» **What you need to do**
Which of the lines below include the word "Kanal"? Pull each one out.

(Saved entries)
== == ==

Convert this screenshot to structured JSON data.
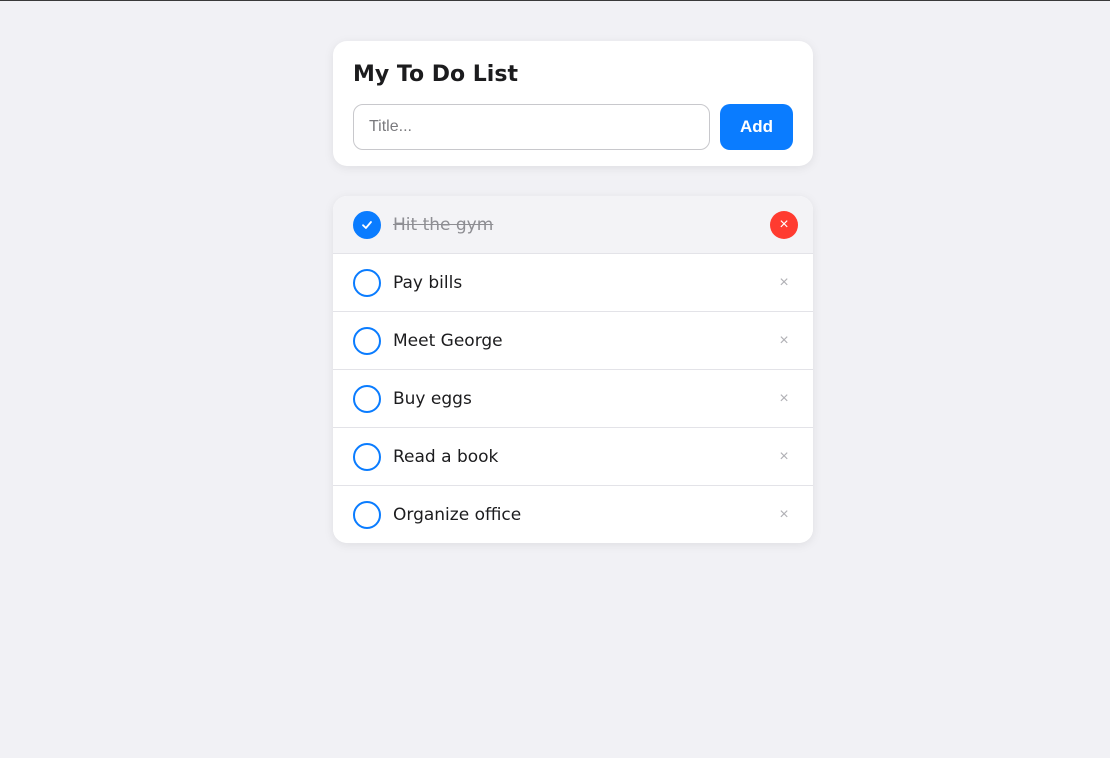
{
  "app": {
    "title": "My To Do List"
  },
  "new_item": {
    "placeholder": "Title...",
    "value": "",
    "add_label": "Add"
  },
  "todos": [
    {
      "text": "Hit the gym",
      "done": true
    },
    {
      "text": "Pay bills",
      "done": false
    },
    {
      "text": "Meet George",
      "done": false
    },
    {
      "text": "Buy eggs",
      "done": false
    },
    {
      "text": "Read a book",
      "done": false
    },
    {
      "text": "Organize office",
      "done": false
    }
  ],
  "icons": {
    "check": "checkmark-icon",
    "delete": "close-icon",
    "delete_glyph": "×"
  },
  "colors": {
    "accent": "#0a7cff",
    "danger": "#ff3b30",
    "background": "#f1f1f5"
  }
}
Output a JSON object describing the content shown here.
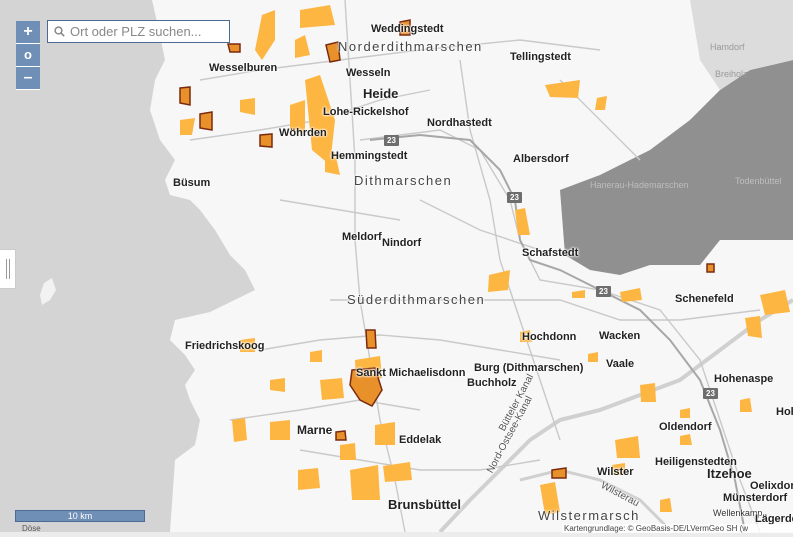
{
  "map": {
    "search": {
      "placeholder": "Ort oder PLZ suchen..."
    },
    "zoom": {
      "in": "+",
      "home": "o",
      "out": "–"
    },
    "scale_label": "10 km",
    "attribution": "Kartengrundlage: © GeoBasis-DE/LVermGeo SH (w",
    "edge_text": "Döse",
    "road_shields": [
      "23",
      "23",
      "23",
      "23"
    ],
    "places": {
      "weddingstedt": "Weddingstedt",
      "norderdithmarschen": "Norderdithmarschen",
      "wesselburen": "Wesselburen",
      "wesseln": "Wesseln",
      "heide": "Heide",
      "tellingstedt": "Tellingstedt",
      "hanstorf": "Hamdorf",
      "breiholz": "Breiholz",
      "lohe_rickelshof": "Lohe-Rickelshof",
      "woehrden": "Wöhrden",
      "nordhastedt": "Nordhastedt",
      "hemmingstedt": "Hemmingstedt",
      "albersdorf": "Albersdorf",
      "buesum": "Büsum",
      "dithmarschen": "Dithmarschen",
      "hanerau": "Hanerau-Hademarschen",
      "todenbuettel": "Todenbüttel",
      "meldorf": "Meldorf",
      "nindorf": "Nindorf",
      "schafstedt": "Schafstedt",
      "suederdithmarschen": "Süderdithmarschen",
      "schenefeld": "Schenefeld",
      "friedrichskoog": "Friedrichskoog",
      "hochdonn": "Hochdonn",
      "wacken": "Wacken",
      "st_michaelisdonn": "Sankt Michaelisdonn",
      "burg": "Burg (Dithmarschen)",
      "buchholz": "Buchholz",
      "vaale": "Vaale",
      "hohenaspe": "Hohenaspe",
      "hoh": "Hoh",
      "marne": "Marne",
      "eddelak": "Eddelak",
      "oldendorf": "Oldendorf",
      "heiligenstedten": "Heiligenstedten",
      "itzehoe": "Itzehoe",
      "oelixdorf": "Oelixdorf",
      "muensterdorf": "Münsterdorf",
      "wellenkamp": "Wellenkamp",
      "laegerdorf": "Lägerdor",
      "wilster": "Wilster",
      "wilstermarsch": "Wilstermarsch",
      "brunsbuettel": "Brunsbüttel",
      "buetteler_kanal": "Bütteler Kanal",
      "nord_ostsee_kanal": "Nord-Ostsee-Kanal",
      "wilsterau": "Wilsterau"
    }
  },
  "colors": {
    "land": "#f7f7f7",
    "water": "#d2d2d2",
    "highlight": "#fdb642",
    "outlined": "#e8912a",
    "outline": "#7a2a10",
    "outside": "#8f8f8f",
    "control": "#6f8fb7"
  }
}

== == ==

» **Answer section**
      "buetteler_kanal": "Bütteler Kanal",
      "nord_ostsee_kanal": "Nord-Ostsee-Kanal",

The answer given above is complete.